-- Goal of the exercise --
Your answer must be the full listing, reproduced word for word.

[Opening Data extract section]

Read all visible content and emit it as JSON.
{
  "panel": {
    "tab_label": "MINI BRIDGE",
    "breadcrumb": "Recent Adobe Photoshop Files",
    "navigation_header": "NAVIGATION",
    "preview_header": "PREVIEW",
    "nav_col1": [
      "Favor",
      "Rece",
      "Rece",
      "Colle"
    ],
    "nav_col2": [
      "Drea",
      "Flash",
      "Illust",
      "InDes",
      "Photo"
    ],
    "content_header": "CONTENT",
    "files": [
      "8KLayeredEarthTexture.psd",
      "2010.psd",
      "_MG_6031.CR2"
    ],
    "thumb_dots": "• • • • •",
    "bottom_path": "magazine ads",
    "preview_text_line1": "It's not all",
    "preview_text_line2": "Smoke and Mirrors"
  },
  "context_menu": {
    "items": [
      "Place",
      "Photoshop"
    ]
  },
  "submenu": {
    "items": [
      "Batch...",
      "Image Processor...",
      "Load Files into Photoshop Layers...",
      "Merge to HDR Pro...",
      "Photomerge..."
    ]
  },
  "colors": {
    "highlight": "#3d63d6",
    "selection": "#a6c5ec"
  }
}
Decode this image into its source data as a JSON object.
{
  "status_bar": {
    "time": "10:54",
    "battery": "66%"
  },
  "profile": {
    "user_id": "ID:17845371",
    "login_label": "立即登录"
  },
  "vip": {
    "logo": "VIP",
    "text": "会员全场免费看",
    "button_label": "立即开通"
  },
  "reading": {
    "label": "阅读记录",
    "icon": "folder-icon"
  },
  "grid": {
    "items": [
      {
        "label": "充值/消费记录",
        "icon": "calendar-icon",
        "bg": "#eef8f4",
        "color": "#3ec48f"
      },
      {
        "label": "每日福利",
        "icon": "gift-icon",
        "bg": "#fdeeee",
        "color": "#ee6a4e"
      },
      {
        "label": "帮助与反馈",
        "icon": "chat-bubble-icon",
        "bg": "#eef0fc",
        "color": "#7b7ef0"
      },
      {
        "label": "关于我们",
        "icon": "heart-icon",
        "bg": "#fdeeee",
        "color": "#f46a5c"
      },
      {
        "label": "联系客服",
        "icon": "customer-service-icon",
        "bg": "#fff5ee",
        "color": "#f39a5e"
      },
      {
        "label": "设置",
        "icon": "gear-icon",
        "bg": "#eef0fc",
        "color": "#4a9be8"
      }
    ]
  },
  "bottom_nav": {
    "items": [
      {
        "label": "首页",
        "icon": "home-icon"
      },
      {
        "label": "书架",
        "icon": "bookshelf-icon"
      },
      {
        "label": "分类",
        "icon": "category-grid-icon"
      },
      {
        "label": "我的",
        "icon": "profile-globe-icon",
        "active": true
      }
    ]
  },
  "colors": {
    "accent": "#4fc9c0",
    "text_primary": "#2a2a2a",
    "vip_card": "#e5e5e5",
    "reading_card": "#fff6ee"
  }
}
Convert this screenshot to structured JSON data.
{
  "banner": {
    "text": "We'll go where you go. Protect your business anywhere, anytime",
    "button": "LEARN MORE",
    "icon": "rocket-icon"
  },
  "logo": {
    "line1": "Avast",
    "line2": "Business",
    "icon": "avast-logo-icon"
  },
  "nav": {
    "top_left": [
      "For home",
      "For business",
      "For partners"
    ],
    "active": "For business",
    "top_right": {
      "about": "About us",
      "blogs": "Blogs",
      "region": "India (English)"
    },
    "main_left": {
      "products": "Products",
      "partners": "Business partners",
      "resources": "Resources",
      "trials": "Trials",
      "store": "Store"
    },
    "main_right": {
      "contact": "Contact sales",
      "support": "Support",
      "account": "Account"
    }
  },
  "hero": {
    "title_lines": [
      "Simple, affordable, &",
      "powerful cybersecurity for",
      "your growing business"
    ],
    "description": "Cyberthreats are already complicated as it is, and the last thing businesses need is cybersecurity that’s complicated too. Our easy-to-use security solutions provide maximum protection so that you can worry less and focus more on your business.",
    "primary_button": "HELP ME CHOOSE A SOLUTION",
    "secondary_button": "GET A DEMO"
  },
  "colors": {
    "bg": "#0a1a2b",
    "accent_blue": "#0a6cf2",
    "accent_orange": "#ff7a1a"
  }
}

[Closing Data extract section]

-- Answer section --
Read all visible content and emit it as JSON.
{
  "panel": {
    "tab_label": "MINI BRIDGE",
    "breadcrumb": "Recent Adobe Photoshop Files",
    "navigation_header": "NAVIGATION",
    "preview_header": "PREVIEW",
    "nav_col1": [
      "Favor",
      "Rece",
      "Rece",
      "Colle"
    ],
    "nav_col2": [
      "Drea",
      "Flash",
      "Illust",
      "InDes",
      "Photo"
    ],
    "content_header": "CONTENT",
    "files": [
      "8KLayeredEarthTexture.psd",
      "2010.psd",
      "_MG_6031.CR2"
    ],
    "thumb_dots": "• • • • •",
    "bottom_path": "magazine ads",
    "preview_text_line1": "It's not all",
    "preview_text_line2": "Smoke and Mirrors"
  },
  "context_menu": {
    "items": [
      "Place",
      "Photoshop"
    ]
  },
  "submenu": {
    "items": [
      "Batch...",
      "Image Processor...",
      "Load Files into Photoshop Layers...",
      "Merge to HDR Pro...",
      "Photomerge..."
    ]
  },
  "colors": {
    "highlight": "#3d63d6",
    "selection": "#a6c5ec"
  }
}
Decode this image into its source data as a JSON object.
{
  "status_bar": {
    "time": "10:54",
    "battery": "66%"
  },
  "profile": {
    "user_id": "ID:17845371",
    "login_label": "立即登录"
  },
  "vip": {
    "logo": "VIP",
    "text": "会员全场免费看",
    "button_label": "立即开通"
  },
  "reading": {
    "label": "阅读记录",
    "icon": "folder-icon"
  },
  "grid": {
    "items": [
      {
        "label": "充值/消费记录",
        "icon": "calendar-icon",
        "bg": "#eef8f4",
        "color": "#3ec48f"
      },
      {
        "label": "每日福利",
        "icon": "gift-icon",
        "bg": "#fdeeee",
        "color": "#ee6a4e"
      },
      {
        "label": "帮助与反馈",
        "icon": "chat-bubble-icon",
        "bg": "#eef0fc",
        "color": "#7b7ef0"
      },
      {
        "label": "关于我们",
        "icon": "heart-icon",
        "bg": "#fdeeee",
        "color": "#f46a5c"
      },
      {
        "label": "联系客服",
        "icon": "customer-service-icon",
        "bg": "#fff5ee",
        "color": "#f39a5e"
      },
      {
        "label": "设置",
        "icon": "gear-icon",
        "bg": "#eef0fc",
        "color": "#4a9be8"
      }
    ]
  },
  "bottom_nav": {
    "items": [
      {
        "label": "首页",
        "icon": "home-icon"
      },
      {
        "label": "书架",
        "icon": "bookshelf-icon"
      },
      {
        "label": "分类",
        "icon": "category-grid-icon"
      },
      {
        "label": "我的",
        "icon": "profile-globe-icon",
        "active": true
      }
    ]
  },
  "colors": {
    "accent": "#4fc9c0",
    "text_primary": "#2a2a2a",
    "vip_card": "#e5e5e5",
    "reading_card": "#fff6ee"
  }
}
Convert this screenshot to structured JSON data.
{
  "banner": {
    "text": "We'll go where you go. Protect your business anywhere, anytime",
    "button": "LEARN MORE",
    "icon": "rocket-icon"
  },
  "logo": {
    "line1": "Avast",
    "line2": "Business",
    "icon": "avast-logo-icon"
  },
  "nav": {
    "top_left": [
      "For home",
      "For business",
      "For partners"
    ],
    "active": "For business",
    "top_right": {
      "about": "About us",
      "blogs": "Blogs",
      "region": "India (English)"
    },
    "main_left": {
      "products": "Products",
      "partners": "Business partners",
      "resources": "Resources",
      "trials": "Trials",
      "store": "Store"
    },
    "main_right": {
      "contact": "Contact sales",
      "support": "Support",
      "account": "Account"
    }
  },
  "hero": {
    "title_lines": [
      "Simple, affordable, &",
      "powerful cybersecurity for",
      "your growing business"
    ],
    "description": "Cyberthreats are already complicated as it is, and the last thing businesses need is cybersecurity that’s complicated too. Our easy-to-use security solutions provide maximum protection so that you can worry less and focus more on your business.",
    "primary_button": "HELP ME CHOOSE A SOLUTION",
    "secondary_button": "GET A DEMO"
  },
  "colors": {
    "bg": "#0a1a2b",
    "accent_blue": "#0a6cf2",
    "accent_orange": "#ff7a1a"
  }
}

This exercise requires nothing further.